ABOUT THIS EXERCISE:
This exercise asks for every record to be output again exactly.

GIVEN DATA Start Marker

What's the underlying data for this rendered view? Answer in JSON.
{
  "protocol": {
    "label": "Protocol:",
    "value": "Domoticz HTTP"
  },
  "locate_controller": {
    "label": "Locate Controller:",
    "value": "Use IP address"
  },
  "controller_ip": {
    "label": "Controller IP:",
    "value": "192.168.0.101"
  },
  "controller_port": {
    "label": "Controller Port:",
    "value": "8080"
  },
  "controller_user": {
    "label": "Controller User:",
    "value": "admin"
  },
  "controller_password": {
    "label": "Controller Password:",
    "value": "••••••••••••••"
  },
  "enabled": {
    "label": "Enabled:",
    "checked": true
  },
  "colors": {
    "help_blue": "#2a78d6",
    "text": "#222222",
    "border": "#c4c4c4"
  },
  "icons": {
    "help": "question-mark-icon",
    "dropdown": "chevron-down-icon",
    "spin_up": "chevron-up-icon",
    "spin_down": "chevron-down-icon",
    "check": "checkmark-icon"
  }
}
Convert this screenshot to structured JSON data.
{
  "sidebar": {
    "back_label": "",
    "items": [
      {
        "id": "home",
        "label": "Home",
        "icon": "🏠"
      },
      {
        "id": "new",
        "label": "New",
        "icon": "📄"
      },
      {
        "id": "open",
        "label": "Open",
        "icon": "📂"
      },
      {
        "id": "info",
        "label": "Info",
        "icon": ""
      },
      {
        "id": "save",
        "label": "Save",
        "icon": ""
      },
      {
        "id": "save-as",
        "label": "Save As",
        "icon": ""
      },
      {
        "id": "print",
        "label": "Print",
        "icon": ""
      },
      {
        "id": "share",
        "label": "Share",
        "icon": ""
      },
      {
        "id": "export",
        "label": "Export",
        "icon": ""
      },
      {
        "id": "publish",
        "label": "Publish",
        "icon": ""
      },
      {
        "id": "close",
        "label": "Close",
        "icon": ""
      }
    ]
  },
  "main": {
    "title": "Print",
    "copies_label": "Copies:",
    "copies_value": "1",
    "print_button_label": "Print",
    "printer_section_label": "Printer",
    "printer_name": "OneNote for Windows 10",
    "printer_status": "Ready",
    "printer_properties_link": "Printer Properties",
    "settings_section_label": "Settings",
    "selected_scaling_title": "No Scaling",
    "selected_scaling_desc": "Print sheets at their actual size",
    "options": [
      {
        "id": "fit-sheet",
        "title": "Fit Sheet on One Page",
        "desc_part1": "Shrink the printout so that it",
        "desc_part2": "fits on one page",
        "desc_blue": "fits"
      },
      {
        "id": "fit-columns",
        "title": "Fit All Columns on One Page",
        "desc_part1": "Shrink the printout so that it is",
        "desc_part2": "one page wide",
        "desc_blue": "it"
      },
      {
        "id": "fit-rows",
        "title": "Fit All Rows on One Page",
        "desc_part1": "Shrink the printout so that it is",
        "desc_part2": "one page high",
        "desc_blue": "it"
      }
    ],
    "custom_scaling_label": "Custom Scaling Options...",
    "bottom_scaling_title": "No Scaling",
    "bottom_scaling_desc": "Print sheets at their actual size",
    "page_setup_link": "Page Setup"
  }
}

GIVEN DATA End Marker

ANSWER SPACE:
What's the underlying data for this rendered view? Answer in JSON.
{
  "protocol": {
    "label": "Protocol:",
    "value": "Domoticz HTTP"
  },
  "locate_controller": {
    "label": "Locate Controller:",
    "value": "Use IP address"
  },
  "controller_ip": {
    "label": "Controller IP:",
    "value": "192.168.0.101"
  },
  "controller_port": {
    "label": "Controller Port:",
    "value": "8080"
  },
  "controller_user": {
    "label": "Controller User:",
    "value": "admin"
  },
  "controller_password": {
    "label": "Controller Password:",
    "value": "••••••••••••••"
  },
  "enabled": {
    "label": "Enabled:",
    "checked": true
  },
  "colors": {
    "help_blue": "#2a78d6",
    "text": "#222222",
    "border": "#c4c4c4"
  },
  "icons": {
    "help": "question-mark-icon",
    "dropdown": "chevron-down-icon",
    "spin_up": "chevron-up-icon",
    "spin_down": "chevron-down-icon",
    "check": "checkmark-icon"
  }
}
Convert this screenshot to structured JSON data.
{
  "sidebar": {
    "back_label": "",
    "items": [
      {
        "id": "home",
        "label": "Home",
        "icon": "🏠"
      },
      {
        "id": "new",
        "label": "New",
        "icon": "📄"
      },
      {
        "id": "open",
        "label": "Open",
        "icon": "📂"
      },
      {
        "id": "info",
        "label": "Info",
        "icon": ""
      },
      {
        "id": "save",
        "label": "Save",
        "icon": ""
      },
      {
        "id": "save-as",
        "label": "Save As",
        "icon": ""
      },
      {
        "id": "print",
        "label": "Print",
        "icon": ""
      },
      {
        "id": "share",
        "label": "Share",
        "icon": ""
      },
      {
        "id": "export",
        "label": "Export",
        "icon": ""
      },
      {
        "id": "publish",
        "label": "Publish",
        "icon": ""
      },
      {
        "id": "close",
        "label": "Close",
        "icon": ""
      }
    ]
  },
  "main": {
    "title": "Print",
    "copies_label": "Copies:",
    "copies_value": "1",
    "print_button_label": "Print",
    "printer_section_label": "Printer",
    "printer_name": "OneNote for Windows 10",
    "printer_status": "Ready",
    "printer_properties_link": "Printer Properties",
    "settings_section_label": "Settings",
    "selected_scaling_title": "No Scaling",
    "selected_scaling_desc": "Print sheets at their actual size",
    "options": [
      {
        "id": "fit-sheet",
        "title": "Fit Sheet on One Page",
        "desc_part1": "Shrink the printout so that it",
        "desc_part2": "fits on one page",
        "desc_blue": "fits"
      },
      {
        "id": "fit-columns",
        "title": "Fit All Columns on One Page",
        "desc_part1": "Shrink the printout so that it is",
        "desc_part2": "one page wide",
        "desc_blue": "it"
      },
      {
        "id": "fit-rows",
        "title": "Fit All Rows on One Page",
        "desc_part1": "Shrink the printout so that it is",
        "desc_part2": "one page high",
        "desc_blue": "it"
      }
    ],
    "custom_scaling_label": "Custom Scaling Options...",
    "bottom_scaling_title": "No Scaling",
    "bottom_scaling_desc": "Print sheets at their actual size",
    "page_setup_link": "Page Setup"
  }
}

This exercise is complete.